■ **Required work**: What lines below include the word "arrow"? Copy each one.
*** Opening of Working data ***
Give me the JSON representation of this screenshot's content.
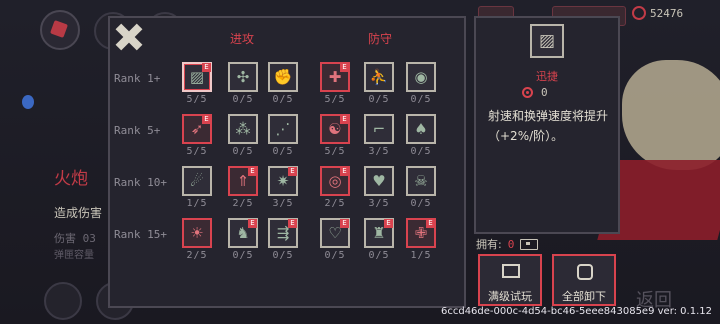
{
  "background": {
    "weapon_name": "火炮",
    "damage_desc": "造成伤害",
    "damage_label": "伤害",
    "damage_value": "03",
    "ammo_label": "弹匣容量",
    "currency_value": "52476",
    "return_label": "返回"
  },
  "talents": {
    "attack_header": "进攻",
    "defense_header": "防守",
    "ranks": [
      {
        "label": "Rank 1+",
        "cells": [
          {
            "icon": "diagonal-lines-icon",
            "glyph": "▨",
            "count": "5/5",
            "red": false,
            "e": true,
            "selected": true
          },
          {
            "icon": "spin-blade-icon",
            "glyph": "✣",
            "count": "0/5",
            "red": false,
            "e": false
          },
          {
            "icon": "fist-icon",
            "glyph": "✊",
            "count": "0/5",
            "red": false,
            "e": false
          },
          {
            "icon": "shield-cross-icon",
            "glyph": "✚",
            "count": "5/5",
            "red": true,
            "e": true
          },
          {
            "icon": "runner-icon",
            "glyph": "⛹",
            "count": "0/5",
            "red": false,
            "e": false
          },
          {
            "icon": "eye-shield-icon",
            "glyph": "◉",
            "count": "0/5",
            "red": false,
            "e": false
          }
        ]
      },
      {
        "label": "Rank 5+",
        "cells": [
          {
            "icon": "arrow-crossbow-icon",
            "glyph": "➶",
            "count": "5/5",
            "red": true,
            "e": true
          },
          {
            "icon": "bullet-spread-icon",
            "glyph": "⁂",
            "count": "0/5",
            "red": false,
            "e": false
          },
          {
            "icon": "bullet-stream-icon",
            "glyph": "⋰",
            "count": "0/5",
            "red": false,
            "e": false
          },
          {
            "icon": "swirl-shield-icon",
            "glyph": "☯",
            "count": "5/5",
            "red": true,
            "e": true
          },
          {
            "icon": "boot-icon",
            "glyph": "⌐",
            "count": "3/5",
            "red": false,
            "e": false
          },
          {
            "icon": "leaf-shield-icon",
            "glyph": "♠",
            "count": "0/5",
            "red": false,
            "e": false
          }
        ]
      },
      {
        "label": "Rank 10+",
        "cells": [
          {
            "icon": "bomb-icon",
            "glyph": "☄",
            "count": "1/5",
            "red": false,
            "e": false
          },
          {
            "icon": "split-arrow-icon",
            "glyph": "⇑",
            "count": "2/5",
            "red": true,
            "e": true
          },
          {
            "icon": "burst-icon",
            "glyph": "✷",
            "count": "3/5",
            "red": false,
            "e": true
          },
          {
            "icon": "orb-shield-icon",
            "glyph": "◎",
            "count": "2/5",
            "red": true,
            "e": true
          },
          {
            "icon": "hearts-icon",
            "glyph": "♥",
            "count": "3/5",
            "red": false,
            "e": false
          },
          {
            "icon": "reaper-icon",
            "glyph": "☠",
            "count": "0/5",
            "red": false,
            "e": false
          }
        ]
      },
      {
        "label": "Rank 15+",
        "cells": [
          {
            "icon": "fireball-icon",
            "glyph": "☀",
            "count": "2/5",
            "red": true,
            "e": false
          },
          {
            "icon": "demon-icon",
            "glyph": "♞",
            "count": "0/5",
            "red": false,
            "e": true
          },
          {
            "icon": "triple-arrow-icon",
            "glyph": "⇶",
            "count": "0/5",
            "red": false,
            "e": true
          },
          {
            "icon": "heart-cross-icon",
            "glyph": "♡",
            "count": "0/5",
            "red": false,
            "e": true
          },
          {
            "icon": "wing-guard-icon",
            "glyph": "♜",
            "count": "0/5",
            "red": false,
            "e": true
          },
          {
            "icon": "medic-icon",
            "glyph": "✙",
            "count": "1/5",
            "red": true,
            "e": true
          }
        ]
      }
    ]
  },
  "detail": {
    "icon": "diagonal-lines-icon",
    "glyph": "▨",
    "name": "迅捷",
    "cost": "0",
    "description": "射速和换弹速度将提升（+2%/阶）。"
  },
  "owned": {
    "label": "拥有:",
    "value": "0"
  },
  "buttons": {
    "trial": "满级试玩",
    "remove": "全部卸下"
  },
  "footer": {
    "version": "6ccd46de-000c-4d54-bc46-5eee843085e9 ver: 0.1.12"
  },
  "colors": {
    "accent": "#d8434e",
    "panel": "#25242e",
    "border": "#4b4853"
  }
}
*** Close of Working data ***
■ **Response to the exercise**:
            "icon": "arrow-crossbow-icon",
            "icon": "split-arrow-icon",
            "icon": "triple-arrow-icon",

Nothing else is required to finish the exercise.